Thus far, we have established that there exists two kinds of desires, one of instinct and lust versus one of meaning which lasts.  And as we’ve explained, the unique divine spirit which G-d has imbued in man alone is the center for the second of these two desires. It is man’s spirit which requires him to consider a higher calling and act against his instincts, or his animalistic desires. With this divine spirit, man has the capacity to “see” and choose not to “take.” However, an animal, say an ox on the threshing floor cannot see and choose not to take. Indeed, animals do not have a concept of morals or free choice. They were not imbued with a divine spirit. All they have are their animalistic impulses. Since they cannot say “no,” it is therefore cruel to pain them by positioning them in the threshing floor with fodder in sight, but not affording them the opportunity to take. To do so means to attempt to force an animal to understand something it simply cannot.

On the contrary though, man has the capacity to make decisions based on his divine spirit and the will of G-d. But, what happens when man lowers himself like an animal, succumbing to his temptations and instincts, disregarding morals and higher purpose? He has to be reconditioned like an animal. He has to be hit with Malkos before he learns right from wrong. Like an animal, he has to be hit before he recognizes that he may not just see and then take what he pleases. Thus, the expectation of this difference between man and beast is the fundamental connection between Malkos and muzzling.

It is in this exact vein that R’ Shimshon Raphael Hirsch invokes the Halachah that the very straps which are used for the flogging process are made from animal hides, recalling the verse in the Navi, “Yada Shor Koneihu VaChamor Eivus B’Alav Yisrael Lo Yada Ami Lo Hisbonan”-“An ox knows his owner and a donkey the trough [crib] of his master; [but] Yisrael does not know, My people does not consider.14 It is with this verse in mind that the Gemara urges in G-d’s Name, “Let the one who does know his master’s trough come and repay for the one who does not know his Master’s trough.”15


FINAL DESTINATION: Thinking Things Through

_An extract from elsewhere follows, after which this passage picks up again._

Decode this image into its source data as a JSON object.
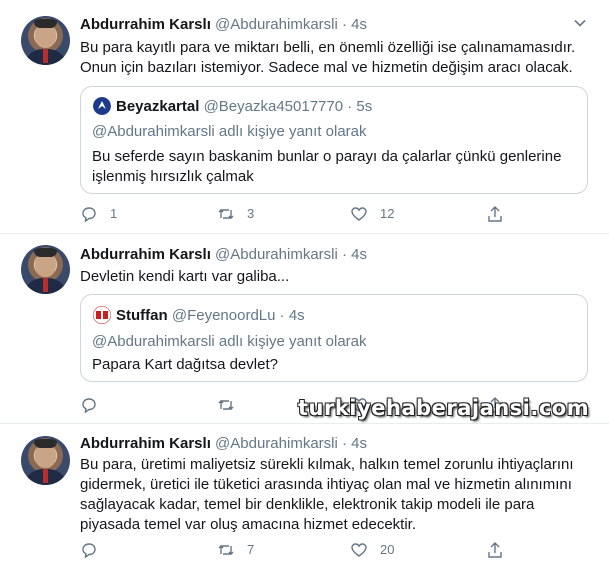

In the end, the topics of Eishes Yefas To’ar, Malkos and the Lav D’Chasimah awaken us to the constant battle one must fight against his temptations, how one must fight desire with desire, that which is mere lusting versus that which is truly lasting. Because of man’s heightened status marked by his divine, mature spirit, it is incumbent on man to recognize his ongoing mission, always consider the Ratzon Hashem, and think his decisions through. If he does so, he will attain that which he truly wants.


May we all be Zocheh to be influenced by our divine spirits to always think in terms of Ratzon Hashem, and fulfill that Ratzon, and we should merit the swift arrival of the Geulah and Moshiach, Bimheirah Biyomeinu! Have a Great Shabbos!

-Yehoshua Shmuel Eisenberg 🙂

  1. Devarim 21:10-14
  2. Kiddushin 21B
  3. Citing Sifrei 214 and Tanchuma 1
  4. Bereishis 3:6
  5. 6:2
  6. 34:2
  7. Some other such occurrences include: Bereishis 9:22-23, 12:14-15, 37:18-24, 38:2, Shemos 32:1-4, and Vayikra 9:24-10:1.
  8. Devarim 25:1-3
  9. 25:4
  10. See Makkos 13B and Sifrei 286.
  11. Bereishis 2:7; See Onkelus.
  12. Sifrei 21
  13. Bamidbar 11
  14. Yishaiyah 1:3
  15. Makkos 23A